Back in the day when web connections were slow and web developers were desperate to produce cool graphics and quick load times, a technique of slicing images was developed with the theory that smaller images take less time to load. That was a bit misleading. Small images took the same time to load, but the trick fooled the eye into believing it worked faster by loading small areas all over the page at once. In reality, each small image represents a separate HTTP request and lots of those on a page considerably slows load time. CSS sprites offer a way of dealing with rollover image effects without using javascript or multiple replacement images.

How CSS Sprites work

CSS sprites rely on absolute positioning to locate parts of a large image to display when called. The image loads only once, reducing the HTTP requests from multiple to one. For example, a menu with six tabs and separate rollover images for up, over, and down states representing 18 images and 18 separate HTTP requests. The drawback is that you have to do a lot of math in order to define the location of each image on the page. Luckily, there are programs that will do it for you.

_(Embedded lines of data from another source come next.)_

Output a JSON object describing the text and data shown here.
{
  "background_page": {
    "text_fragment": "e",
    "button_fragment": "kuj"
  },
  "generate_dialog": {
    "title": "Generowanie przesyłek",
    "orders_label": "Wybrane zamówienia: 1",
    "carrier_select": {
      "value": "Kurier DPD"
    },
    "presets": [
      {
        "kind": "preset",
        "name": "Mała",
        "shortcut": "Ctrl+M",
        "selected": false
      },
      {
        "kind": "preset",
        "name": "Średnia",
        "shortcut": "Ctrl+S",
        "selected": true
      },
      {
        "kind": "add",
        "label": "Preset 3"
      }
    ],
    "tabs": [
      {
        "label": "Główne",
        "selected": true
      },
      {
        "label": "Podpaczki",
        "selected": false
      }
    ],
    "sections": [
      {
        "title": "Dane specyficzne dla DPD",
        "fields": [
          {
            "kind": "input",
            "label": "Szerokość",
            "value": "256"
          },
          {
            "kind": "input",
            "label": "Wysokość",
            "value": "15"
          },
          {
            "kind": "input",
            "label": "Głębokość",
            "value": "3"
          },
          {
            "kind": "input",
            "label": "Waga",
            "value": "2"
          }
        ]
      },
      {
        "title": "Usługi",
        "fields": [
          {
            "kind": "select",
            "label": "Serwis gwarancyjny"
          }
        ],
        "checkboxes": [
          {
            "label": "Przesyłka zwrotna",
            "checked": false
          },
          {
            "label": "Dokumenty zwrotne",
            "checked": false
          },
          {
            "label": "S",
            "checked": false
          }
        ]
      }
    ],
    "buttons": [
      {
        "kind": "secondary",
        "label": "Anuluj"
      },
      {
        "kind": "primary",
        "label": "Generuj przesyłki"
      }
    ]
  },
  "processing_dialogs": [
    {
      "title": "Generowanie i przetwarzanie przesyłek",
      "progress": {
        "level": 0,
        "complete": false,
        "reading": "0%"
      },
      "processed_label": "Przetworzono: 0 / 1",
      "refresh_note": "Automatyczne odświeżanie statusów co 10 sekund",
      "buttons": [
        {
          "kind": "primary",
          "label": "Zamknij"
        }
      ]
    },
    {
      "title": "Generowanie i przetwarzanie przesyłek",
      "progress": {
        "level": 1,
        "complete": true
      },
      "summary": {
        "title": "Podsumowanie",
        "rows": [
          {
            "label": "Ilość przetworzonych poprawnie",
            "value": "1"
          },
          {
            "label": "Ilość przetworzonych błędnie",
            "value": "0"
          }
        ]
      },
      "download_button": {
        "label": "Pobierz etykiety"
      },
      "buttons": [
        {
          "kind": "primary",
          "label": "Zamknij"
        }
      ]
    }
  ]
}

SpriteMe is a free bookmarklet that you can use with any web page. Add it to your bookmarks toolbar, load the page you want to create a CSS sprite and click the link. The program will generate an overlay on the right side of the page listing all of your images and information. Some images may be left out of the sprite box and there will be an explanation why, but you may disagree and try it anyway by dragging the link into the sprite box. Then you just click “make sprite” and the program returns a PNG image with your combined images and the css for your page. The most efficient way to use SpriteMe is probably to build your website as you normally would and then run SpriteMe for each page and let it do the heavy lifting for you.